Martorell, 07/04/2016. – We use our sense of smell on a daily basis, even when creating a car. For María José López, her nose is an important tool in the work she does for SEAT. The chemical scientist and her team are specialists in sniffing out neutral scents that make up that special ‘new car smell’. It’s a virtually unknown profession.

“We individually analyse all the non-metal parts of a car and assess whether the smells released are suitable and pleasant”
she explains. “One of the tests we perform is to heat up the car to over 60 degrees and then the entire team gets in the car to evaluate how it smells”. Apparently, it’s easier to perform a smell test when the car is nice and warm.

The team constantly strive to ensure the most positive reaction when entering a car, “if one of the parts doesn’t smell quite right we activate a protocol to either replace it or find a possible solution”.

Each team member has to have an acute sense of smell. But their job also has other requirements, like being a non-smoker and not wearing perfume – as it would affect the test results.

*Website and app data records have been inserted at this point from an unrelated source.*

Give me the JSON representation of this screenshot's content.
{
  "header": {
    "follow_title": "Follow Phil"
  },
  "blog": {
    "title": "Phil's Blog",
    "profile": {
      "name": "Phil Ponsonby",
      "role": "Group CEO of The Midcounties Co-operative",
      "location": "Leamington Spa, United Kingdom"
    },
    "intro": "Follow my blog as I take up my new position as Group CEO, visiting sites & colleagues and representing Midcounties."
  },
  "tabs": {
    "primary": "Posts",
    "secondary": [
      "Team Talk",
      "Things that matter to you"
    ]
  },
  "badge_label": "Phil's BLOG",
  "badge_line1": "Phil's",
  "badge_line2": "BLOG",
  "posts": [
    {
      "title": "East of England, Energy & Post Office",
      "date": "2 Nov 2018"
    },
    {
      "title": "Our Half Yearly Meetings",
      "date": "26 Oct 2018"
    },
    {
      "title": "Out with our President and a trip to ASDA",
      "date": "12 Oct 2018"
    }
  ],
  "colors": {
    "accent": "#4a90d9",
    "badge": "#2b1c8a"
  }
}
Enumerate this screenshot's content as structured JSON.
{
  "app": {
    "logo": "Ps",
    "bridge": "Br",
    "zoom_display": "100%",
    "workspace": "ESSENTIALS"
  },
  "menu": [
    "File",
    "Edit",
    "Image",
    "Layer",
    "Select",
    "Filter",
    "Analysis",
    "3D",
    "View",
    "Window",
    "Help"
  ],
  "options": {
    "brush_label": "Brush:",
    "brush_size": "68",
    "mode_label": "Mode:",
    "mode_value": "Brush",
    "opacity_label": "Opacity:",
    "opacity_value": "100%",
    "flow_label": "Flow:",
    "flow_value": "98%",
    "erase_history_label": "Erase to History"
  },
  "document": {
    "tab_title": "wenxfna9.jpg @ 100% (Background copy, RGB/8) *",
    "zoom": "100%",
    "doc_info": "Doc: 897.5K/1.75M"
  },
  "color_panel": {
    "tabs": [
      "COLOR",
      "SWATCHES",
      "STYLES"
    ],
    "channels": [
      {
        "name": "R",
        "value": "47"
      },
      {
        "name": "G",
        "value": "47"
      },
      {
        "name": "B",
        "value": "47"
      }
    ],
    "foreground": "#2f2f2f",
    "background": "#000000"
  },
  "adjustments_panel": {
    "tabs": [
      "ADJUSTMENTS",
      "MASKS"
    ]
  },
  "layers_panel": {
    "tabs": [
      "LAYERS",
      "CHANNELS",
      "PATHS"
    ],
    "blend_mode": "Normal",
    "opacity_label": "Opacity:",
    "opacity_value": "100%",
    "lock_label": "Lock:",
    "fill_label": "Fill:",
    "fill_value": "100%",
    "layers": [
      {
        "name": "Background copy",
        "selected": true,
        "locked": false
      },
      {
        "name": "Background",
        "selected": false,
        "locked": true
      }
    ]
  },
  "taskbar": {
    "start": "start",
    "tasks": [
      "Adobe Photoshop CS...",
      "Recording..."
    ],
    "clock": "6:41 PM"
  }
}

This kind of organoleptic testing began in the mid 90s and has since become increasingly more important. SEAT currently conducts over 400 tests every year to ensure that all vehicles leave the factory with a characteristic “new car smell”.